**What to produce:** Check the material that follows for the word "this" and say how many lines contain it, with no other words.
===============
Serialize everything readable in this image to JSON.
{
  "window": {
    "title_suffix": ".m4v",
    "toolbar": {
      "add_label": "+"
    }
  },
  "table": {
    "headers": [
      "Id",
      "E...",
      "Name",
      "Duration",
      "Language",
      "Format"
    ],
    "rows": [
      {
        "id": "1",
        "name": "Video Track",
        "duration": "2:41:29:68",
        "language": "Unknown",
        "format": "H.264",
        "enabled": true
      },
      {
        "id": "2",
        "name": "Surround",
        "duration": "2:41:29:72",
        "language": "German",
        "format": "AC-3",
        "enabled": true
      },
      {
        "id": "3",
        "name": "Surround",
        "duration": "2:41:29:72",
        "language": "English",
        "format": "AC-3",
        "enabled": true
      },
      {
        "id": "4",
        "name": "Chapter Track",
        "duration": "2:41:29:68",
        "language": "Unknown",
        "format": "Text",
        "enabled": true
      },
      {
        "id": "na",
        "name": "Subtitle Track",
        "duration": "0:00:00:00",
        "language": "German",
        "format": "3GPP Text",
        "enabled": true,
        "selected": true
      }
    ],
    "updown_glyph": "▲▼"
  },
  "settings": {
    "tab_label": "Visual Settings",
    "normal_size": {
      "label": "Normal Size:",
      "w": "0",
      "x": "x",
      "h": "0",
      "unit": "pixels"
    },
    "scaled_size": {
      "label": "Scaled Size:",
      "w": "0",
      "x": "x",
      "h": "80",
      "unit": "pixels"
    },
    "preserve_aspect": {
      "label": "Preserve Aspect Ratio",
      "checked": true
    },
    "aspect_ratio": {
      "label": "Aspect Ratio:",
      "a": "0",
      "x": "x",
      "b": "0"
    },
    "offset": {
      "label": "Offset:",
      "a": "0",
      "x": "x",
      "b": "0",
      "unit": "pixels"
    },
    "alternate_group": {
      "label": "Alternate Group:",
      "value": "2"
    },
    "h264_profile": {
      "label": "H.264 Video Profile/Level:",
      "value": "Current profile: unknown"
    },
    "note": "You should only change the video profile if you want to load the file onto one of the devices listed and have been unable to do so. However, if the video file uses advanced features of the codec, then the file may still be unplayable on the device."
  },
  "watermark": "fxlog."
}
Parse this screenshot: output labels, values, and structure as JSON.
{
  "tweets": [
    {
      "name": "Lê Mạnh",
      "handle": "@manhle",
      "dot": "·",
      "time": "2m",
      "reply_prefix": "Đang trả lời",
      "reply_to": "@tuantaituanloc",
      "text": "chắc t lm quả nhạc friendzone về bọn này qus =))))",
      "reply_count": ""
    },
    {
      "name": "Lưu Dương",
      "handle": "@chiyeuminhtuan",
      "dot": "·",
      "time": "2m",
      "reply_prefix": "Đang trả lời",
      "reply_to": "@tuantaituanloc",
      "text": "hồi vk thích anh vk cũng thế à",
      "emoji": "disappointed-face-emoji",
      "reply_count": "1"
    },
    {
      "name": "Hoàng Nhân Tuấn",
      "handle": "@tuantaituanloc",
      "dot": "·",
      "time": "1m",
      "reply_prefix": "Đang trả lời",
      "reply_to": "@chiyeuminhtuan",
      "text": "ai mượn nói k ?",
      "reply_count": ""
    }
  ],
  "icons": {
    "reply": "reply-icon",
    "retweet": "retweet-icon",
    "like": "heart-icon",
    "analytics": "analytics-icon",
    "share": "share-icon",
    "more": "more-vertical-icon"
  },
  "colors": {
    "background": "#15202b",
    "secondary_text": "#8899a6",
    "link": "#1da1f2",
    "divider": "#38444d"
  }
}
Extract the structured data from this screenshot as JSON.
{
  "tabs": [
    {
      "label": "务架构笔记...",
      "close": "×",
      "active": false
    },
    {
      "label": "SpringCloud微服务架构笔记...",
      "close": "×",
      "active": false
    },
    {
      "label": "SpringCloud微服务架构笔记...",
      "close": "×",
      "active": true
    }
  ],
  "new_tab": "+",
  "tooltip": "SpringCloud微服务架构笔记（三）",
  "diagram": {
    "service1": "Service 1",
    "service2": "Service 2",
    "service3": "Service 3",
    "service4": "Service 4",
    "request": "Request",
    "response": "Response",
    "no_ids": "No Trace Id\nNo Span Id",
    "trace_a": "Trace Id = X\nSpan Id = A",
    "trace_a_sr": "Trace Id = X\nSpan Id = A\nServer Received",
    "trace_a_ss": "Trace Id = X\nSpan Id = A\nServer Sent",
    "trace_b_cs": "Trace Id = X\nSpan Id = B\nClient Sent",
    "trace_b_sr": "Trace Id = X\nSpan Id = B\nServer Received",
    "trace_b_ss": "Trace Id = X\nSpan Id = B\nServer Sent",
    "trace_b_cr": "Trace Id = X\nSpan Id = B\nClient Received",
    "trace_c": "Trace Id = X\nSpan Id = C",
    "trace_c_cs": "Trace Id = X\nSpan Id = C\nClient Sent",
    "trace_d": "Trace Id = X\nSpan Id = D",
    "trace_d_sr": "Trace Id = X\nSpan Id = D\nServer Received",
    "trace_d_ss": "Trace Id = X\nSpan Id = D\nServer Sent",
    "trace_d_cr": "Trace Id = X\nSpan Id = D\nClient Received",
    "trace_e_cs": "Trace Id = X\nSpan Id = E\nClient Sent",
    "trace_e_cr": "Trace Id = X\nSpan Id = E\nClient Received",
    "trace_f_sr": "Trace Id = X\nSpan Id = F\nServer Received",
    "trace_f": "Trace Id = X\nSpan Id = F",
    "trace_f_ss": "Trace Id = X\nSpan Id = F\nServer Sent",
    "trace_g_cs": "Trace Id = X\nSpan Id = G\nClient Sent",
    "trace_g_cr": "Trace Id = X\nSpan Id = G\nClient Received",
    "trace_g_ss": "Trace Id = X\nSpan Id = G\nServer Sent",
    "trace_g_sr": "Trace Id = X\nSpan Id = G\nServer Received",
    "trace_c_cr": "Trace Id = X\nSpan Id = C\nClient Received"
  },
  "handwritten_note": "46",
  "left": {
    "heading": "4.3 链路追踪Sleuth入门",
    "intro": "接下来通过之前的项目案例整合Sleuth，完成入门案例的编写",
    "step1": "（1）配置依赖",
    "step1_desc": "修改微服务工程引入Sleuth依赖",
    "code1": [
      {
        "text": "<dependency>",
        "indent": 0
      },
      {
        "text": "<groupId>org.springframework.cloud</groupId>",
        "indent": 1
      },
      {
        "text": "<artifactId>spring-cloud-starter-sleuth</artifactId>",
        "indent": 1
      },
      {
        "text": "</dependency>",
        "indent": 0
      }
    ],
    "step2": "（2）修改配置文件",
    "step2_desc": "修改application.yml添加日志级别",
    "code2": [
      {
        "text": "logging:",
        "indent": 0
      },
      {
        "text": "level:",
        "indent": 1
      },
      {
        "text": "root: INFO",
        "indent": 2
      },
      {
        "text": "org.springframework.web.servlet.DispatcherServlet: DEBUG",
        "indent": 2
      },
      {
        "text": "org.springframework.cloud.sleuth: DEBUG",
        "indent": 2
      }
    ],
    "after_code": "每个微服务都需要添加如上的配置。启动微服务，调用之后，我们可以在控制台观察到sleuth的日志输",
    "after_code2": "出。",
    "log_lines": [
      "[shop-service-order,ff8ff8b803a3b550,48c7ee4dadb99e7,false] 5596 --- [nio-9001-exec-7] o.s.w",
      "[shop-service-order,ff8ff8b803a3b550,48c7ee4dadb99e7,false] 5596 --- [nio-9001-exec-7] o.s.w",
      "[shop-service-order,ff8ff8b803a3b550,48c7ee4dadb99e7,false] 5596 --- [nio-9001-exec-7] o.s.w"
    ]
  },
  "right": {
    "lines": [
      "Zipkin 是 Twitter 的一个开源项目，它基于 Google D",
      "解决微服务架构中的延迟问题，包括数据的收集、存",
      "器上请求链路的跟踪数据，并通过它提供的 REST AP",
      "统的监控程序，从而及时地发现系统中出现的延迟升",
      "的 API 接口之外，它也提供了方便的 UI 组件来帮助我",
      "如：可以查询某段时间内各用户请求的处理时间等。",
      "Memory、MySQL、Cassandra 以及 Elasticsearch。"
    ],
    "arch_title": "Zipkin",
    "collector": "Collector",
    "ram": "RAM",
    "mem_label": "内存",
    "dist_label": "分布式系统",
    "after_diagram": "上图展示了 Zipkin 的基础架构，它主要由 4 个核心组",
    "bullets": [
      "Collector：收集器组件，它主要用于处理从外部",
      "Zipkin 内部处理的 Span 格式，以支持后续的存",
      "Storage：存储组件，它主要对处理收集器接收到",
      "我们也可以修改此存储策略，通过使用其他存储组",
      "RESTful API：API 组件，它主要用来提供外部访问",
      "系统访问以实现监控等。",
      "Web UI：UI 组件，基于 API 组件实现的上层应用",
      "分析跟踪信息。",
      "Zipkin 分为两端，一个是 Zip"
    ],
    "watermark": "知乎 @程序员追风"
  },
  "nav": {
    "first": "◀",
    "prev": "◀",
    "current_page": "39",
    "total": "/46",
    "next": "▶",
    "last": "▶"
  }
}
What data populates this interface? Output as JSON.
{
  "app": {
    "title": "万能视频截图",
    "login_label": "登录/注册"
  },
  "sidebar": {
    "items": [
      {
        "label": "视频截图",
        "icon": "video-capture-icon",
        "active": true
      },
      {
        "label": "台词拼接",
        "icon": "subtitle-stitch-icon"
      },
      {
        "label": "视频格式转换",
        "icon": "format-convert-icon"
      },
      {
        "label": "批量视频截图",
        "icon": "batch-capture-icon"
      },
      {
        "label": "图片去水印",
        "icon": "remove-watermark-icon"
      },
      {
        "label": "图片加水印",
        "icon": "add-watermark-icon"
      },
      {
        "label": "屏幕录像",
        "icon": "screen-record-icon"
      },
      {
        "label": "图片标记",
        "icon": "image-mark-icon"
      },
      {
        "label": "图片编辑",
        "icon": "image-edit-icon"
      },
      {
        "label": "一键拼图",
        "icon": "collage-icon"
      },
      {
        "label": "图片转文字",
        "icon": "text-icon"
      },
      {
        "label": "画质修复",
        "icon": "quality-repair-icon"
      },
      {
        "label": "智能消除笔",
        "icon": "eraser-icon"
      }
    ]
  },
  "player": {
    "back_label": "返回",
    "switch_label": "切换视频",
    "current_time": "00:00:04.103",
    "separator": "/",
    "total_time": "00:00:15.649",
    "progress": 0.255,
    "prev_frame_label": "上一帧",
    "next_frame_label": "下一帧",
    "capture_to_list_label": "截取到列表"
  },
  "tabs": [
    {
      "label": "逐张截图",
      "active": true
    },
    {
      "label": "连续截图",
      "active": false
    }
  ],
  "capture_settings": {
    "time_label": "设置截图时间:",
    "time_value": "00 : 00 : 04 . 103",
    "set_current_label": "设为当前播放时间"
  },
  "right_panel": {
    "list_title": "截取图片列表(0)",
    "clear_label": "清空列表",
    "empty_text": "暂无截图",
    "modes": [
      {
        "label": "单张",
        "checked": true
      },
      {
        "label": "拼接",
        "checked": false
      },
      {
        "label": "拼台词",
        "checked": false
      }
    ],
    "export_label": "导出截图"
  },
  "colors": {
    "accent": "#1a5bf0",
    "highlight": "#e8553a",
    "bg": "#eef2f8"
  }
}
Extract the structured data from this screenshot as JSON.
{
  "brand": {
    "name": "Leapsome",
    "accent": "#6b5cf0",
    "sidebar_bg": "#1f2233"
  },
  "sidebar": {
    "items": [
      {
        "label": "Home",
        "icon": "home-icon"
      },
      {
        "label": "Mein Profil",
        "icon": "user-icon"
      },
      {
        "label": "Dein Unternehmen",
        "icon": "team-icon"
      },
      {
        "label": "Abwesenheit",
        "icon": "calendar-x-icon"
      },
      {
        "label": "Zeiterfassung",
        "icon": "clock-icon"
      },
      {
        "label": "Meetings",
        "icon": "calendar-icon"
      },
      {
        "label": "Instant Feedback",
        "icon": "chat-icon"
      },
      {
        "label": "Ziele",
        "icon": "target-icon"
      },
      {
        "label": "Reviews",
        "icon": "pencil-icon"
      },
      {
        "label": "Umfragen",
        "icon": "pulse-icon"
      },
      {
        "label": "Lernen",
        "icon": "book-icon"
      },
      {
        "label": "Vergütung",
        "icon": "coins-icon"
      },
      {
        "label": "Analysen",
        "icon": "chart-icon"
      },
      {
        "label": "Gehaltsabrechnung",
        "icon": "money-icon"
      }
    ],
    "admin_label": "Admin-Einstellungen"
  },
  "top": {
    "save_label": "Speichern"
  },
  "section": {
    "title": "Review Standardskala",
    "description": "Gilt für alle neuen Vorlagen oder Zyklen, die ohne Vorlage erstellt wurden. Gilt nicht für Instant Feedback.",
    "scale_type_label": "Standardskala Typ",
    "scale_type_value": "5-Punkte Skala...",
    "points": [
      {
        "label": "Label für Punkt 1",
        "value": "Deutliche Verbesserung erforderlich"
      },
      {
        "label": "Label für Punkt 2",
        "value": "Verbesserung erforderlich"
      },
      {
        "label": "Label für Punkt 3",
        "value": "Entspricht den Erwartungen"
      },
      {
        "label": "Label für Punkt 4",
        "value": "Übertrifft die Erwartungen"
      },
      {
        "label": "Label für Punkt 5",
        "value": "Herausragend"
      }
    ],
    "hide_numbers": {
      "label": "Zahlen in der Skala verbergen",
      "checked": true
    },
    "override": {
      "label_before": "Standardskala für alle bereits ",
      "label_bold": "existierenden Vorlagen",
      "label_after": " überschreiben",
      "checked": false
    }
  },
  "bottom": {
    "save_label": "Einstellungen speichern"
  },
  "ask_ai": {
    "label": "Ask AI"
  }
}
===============
**Task result:** 5